David Cay Johnston writing at Tax Analysts has a superb visualization of the growth in Income inequality in America. The chart below features data taken from the Internal Revenue Service and highlights the growth in income inequality in the USA since the 1960s.
The bottom 90 percent is represented by an inch-high bar while the growth of the top 10 percent needs a 163 foot-tall bar and the top 0.01% need a 4.9 mile-high bar to represent their wealth growth.
The income growth and shrinkage figures come from analysis of the latest IRS data by economists Emmanuel Saez and Thomas Piketty, who have won acclaim for their studies of worldwide income patterns over the last century.
In 2011 entry into the top 10 percent, where all the gains took place, required an adjusted gross income of at least $110,651. The top 1 percent started at $366,623.
The top 1 percent enjoyed 81 percent of all the increased income since 2009. Just over half of the gains went to the top one-tenth of 1 percent, and 39 percent of the gains went to the top 1 percent of the top 1 percent.
Ponder that last fact for a moment — the top 1 percent of the top 1 percent, those making at least $7.97 million in 2011, enjoyed 39 percent of all the income gains in America.
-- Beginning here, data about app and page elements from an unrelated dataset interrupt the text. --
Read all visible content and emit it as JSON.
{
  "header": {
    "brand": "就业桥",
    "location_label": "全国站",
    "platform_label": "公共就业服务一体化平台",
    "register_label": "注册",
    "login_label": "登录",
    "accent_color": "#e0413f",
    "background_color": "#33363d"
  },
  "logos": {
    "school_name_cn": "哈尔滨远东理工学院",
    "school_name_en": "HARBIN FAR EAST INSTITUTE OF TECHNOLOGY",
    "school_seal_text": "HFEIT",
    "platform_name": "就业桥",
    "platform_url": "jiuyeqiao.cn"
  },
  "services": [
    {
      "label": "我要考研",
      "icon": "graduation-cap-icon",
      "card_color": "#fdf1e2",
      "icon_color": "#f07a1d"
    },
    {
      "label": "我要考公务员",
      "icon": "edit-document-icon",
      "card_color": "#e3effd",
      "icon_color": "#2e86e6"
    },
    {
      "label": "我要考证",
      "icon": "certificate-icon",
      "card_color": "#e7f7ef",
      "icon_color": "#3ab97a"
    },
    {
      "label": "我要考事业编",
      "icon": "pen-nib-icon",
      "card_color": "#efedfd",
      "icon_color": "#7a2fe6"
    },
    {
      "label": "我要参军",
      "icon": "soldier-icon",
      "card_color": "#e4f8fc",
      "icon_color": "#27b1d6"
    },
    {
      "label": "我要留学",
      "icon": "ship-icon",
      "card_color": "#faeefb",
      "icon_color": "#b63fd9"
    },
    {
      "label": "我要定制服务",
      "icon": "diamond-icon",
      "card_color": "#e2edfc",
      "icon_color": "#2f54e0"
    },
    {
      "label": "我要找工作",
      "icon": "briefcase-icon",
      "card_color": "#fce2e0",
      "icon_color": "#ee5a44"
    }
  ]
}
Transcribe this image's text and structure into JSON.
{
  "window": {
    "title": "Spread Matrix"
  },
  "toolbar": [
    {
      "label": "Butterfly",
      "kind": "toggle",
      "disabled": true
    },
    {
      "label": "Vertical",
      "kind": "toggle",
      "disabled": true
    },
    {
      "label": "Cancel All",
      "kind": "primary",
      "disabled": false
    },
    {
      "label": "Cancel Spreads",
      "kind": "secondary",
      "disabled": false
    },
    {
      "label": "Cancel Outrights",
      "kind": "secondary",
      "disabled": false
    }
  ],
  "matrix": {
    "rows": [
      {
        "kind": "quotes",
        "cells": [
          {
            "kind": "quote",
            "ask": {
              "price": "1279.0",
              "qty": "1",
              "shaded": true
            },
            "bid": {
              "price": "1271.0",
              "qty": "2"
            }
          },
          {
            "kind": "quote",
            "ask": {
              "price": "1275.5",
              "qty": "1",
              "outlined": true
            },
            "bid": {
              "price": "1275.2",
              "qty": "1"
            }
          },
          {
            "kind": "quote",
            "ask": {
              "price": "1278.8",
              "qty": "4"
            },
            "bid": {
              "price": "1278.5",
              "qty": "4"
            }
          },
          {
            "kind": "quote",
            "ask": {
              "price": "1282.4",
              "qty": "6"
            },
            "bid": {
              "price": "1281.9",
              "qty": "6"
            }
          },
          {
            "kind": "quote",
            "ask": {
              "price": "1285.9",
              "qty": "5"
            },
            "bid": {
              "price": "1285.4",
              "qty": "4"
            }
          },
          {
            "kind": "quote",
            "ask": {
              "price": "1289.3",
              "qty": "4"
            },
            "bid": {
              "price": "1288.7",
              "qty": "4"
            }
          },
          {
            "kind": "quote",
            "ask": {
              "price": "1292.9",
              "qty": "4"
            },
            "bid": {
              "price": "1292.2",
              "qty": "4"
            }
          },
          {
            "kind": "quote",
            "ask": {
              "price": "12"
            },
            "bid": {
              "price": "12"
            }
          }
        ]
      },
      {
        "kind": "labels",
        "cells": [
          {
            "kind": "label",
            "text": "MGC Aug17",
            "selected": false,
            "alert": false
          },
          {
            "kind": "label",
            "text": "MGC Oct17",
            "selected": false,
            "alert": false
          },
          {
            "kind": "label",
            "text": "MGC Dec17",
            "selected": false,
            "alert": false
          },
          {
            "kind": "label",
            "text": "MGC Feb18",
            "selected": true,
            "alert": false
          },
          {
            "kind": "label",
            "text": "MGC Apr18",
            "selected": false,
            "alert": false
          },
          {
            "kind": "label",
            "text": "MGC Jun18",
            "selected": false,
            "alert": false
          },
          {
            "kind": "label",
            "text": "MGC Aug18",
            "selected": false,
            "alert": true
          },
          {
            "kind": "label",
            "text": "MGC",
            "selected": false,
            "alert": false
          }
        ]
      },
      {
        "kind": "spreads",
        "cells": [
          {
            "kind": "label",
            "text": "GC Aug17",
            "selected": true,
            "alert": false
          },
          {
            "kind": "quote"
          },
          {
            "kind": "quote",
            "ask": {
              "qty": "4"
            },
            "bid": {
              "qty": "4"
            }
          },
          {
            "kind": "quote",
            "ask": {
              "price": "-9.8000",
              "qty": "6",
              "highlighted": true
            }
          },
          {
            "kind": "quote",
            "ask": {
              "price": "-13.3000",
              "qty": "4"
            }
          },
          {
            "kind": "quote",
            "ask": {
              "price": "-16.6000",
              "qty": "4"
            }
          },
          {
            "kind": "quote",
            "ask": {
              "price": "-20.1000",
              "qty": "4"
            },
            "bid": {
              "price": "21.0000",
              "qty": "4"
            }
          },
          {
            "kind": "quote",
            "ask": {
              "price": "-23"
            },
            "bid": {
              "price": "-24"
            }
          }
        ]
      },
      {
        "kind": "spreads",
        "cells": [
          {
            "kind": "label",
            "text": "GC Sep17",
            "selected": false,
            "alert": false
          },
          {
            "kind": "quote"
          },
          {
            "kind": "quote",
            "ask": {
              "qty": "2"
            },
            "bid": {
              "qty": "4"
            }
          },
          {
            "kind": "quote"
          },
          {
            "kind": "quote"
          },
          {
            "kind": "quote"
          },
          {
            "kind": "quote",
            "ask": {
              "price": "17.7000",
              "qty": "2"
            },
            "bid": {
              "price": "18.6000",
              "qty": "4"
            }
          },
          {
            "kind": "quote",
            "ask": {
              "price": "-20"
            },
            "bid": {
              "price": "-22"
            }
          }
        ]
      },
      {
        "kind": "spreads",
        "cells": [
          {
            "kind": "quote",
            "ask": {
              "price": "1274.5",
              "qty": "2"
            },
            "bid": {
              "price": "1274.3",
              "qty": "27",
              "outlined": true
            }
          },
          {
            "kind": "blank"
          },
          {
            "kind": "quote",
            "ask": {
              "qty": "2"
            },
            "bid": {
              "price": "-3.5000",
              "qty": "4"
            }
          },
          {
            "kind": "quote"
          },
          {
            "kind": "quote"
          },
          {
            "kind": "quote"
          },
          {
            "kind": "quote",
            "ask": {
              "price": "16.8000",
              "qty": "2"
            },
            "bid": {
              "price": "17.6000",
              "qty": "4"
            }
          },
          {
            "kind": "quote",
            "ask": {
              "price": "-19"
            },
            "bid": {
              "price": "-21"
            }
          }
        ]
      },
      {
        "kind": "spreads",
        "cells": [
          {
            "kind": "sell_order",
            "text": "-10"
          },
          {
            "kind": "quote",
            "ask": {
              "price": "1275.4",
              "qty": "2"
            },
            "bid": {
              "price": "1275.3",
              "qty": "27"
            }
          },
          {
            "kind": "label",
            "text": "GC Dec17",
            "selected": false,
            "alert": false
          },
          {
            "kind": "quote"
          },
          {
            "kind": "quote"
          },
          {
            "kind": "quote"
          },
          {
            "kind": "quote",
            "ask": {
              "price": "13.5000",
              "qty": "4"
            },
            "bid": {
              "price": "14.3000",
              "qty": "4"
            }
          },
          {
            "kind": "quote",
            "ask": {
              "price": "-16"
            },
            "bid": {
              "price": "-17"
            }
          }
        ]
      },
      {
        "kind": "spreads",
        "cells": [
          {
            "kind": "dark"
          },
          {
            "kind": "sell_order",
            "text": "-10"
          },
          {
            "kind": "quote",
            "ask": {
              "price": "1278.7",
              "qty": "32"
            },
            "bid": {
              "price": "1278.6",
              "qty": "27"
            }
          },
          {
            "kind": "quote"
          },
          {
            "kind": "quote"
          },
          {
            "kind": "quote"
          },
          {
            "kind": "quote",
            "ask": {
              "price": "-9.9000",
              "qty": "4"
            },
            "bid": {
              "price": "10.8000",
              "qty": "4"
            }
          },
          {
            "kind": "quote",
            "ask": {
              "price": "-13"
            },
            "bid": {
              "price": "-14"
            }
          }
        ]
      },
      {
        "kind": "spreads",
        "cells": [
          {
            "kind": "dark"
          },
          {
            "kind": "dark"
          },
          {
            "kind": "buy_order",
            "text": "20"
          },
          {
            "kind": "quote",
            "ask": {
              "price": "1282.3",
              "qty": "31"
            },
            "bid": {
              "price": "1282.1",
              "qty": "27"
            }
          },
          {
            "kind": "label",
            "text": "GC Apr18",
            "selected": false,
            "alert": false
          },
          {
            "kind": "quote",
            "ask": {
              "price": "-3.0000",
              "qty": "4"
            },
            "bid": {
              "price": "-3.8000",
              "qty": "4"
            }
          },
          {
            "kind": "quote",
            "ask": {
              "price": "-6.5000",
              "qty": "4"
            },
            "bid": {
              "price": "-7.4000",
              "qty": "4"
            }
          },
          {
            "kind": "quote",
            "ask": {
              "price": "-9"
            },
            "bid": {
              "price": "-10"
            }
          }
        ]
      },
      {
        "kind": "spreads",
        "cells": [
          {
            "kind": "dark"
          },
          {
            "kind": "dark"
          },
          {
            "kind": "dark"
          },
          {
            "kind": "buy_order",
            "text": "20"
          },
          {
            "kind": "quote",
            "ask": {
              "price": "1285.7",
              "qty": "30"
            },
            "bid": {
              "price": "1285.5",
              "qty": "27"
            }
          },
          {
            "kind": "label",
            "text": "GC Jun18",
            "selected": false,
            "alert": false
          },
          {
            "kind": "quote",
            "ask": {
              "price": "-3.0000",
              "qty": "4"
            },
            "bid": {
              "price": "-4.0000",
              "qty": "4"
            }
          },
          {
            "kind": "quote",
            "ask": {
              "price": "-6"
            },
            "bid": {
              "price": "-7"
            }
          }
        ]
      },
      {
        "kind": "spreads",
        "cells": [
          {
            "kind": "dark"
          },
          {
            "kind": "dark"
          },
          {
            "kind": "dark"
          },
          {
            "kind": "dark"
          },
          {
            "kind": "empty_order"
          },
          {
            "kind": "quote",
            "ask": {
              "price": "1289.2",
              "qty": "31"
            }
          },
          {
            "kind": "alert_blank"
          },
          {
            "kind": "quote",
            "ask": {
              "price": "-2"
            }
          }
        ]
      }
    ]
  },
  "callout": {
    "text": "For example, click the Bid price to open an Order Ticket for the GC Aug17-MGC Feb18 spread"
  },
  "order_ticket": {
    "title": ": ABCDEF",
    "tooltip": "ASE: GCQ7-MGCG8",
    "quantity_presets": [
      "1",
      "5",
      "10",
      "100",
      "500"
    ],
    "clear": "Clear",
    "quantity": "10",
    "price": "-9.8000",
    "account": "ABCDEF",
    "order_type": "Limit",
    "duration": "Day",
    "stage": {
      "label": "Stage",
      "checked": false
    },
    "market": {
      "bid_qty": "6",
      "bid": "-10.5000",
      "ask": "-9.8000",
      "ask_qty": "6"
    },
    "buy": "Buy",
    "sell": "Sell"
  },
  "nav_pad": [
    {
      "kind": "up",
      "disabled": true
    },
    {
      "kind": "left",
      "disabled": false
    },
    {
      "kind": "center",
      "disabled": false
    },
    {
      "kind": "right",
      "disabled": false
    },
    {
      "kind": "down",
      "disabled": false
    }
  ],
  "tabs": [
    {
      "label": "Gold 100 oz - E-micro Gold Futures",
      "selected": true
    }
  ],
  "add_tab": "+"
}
In a nation of 158.4 million households, just 15,837 of them received 39 cents out of every dollar of increased income.